I was really busy last night.
As usual, I’d piled far too much on my plate and found myself at the end of another day; hovering over a screen and keyboard, feverishly typing, furrowing my brow—and feeling annoyed at the seemingly insurmountable, important things still unfinished.
My 8-year old came bounding into the room (which in itself felt like an interruption at first). I answered her succession of rapid fire questions abruptly without looking up—hoping she’d get the hint that I was preoccupied and stop asking.
Then she said that she’d set up a light show in her room and asked if I’d have a dance party with her.
For a split second I considered declining and excusing myself; telling her how much work I had to do and how tired I was, and promising her we could do it another time.
Then it occurred to me that she didn’t want to dance another time. She wanted to dance with me now.
I realized that there are a finite number of times I’ll get such an invitation—and I’d never again get this one.

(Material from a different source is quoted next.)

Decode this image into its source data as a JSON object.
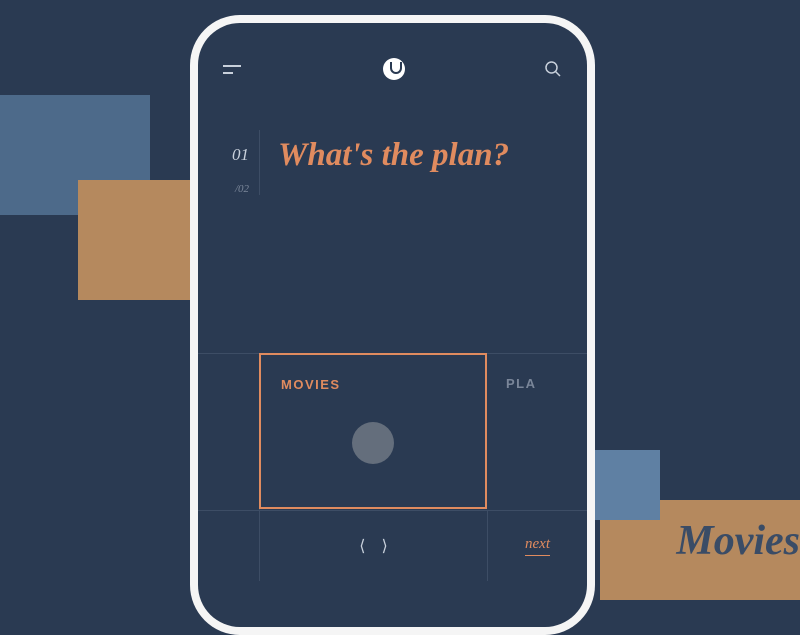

I knew I’d never be face to face with this specific version of my daughter; at this precise age, in this exact moment, offering this once-in-History chance to dance with her.
And boy did we dance.
There in the rainbow strobe lights of her room we twirled and giggled and spun; each taking turns prompting the other to follow. We banged on drums and tossed stuffed animals and jumped off the bed. I felt my brow unfurrow and my jaw soften and my anxiety subside in the presence of this deniable joy.
I looked into my daughter’s eyes as she bounced wildly in front of me, her face beaming. I could see that this was all she wanted in the world right now; to dance with her Daddy—and I was grateful that I stopped the world so that I was there with her. I was glad I didn’t get fooled into believing there was anything else more pressing, more urgent, more important than that moment. I’m glad I didn’t miss this chance to dance.
This morning my daughter is different. She is a day older today, imperceptibly changed.
There’s no guarantee she’ll ever ask me to dance again. This is how the lasts times with our kids are (the last tuck-ins, the last fort builds, the last dance parties, the last throw and catch.) You only realize they were the lasts, as you look back and miss them and wish you had one more chance to say yes.
I really hope my daughter asks me to dance again, but even if she doesn’t—I said yes this time.
Parents, our days with our kids are rainbow strobe light flashes: blink and they’re gone. They are beautiful dance parties that we get one chance to show up for.
This moment is a singular gift, so do you best not to waste it. Build every fort, read every story, throw every ball, accept every dance party invitation. You’ll never regret such things.
There is nothing more pressing or urgent or important than being with the version of your child that you’ll never get to be with again.
I was really busy last tonight.
I’m glad I wasn’t too busy to say yes to my daughter.
Don’t miss your chance to dance.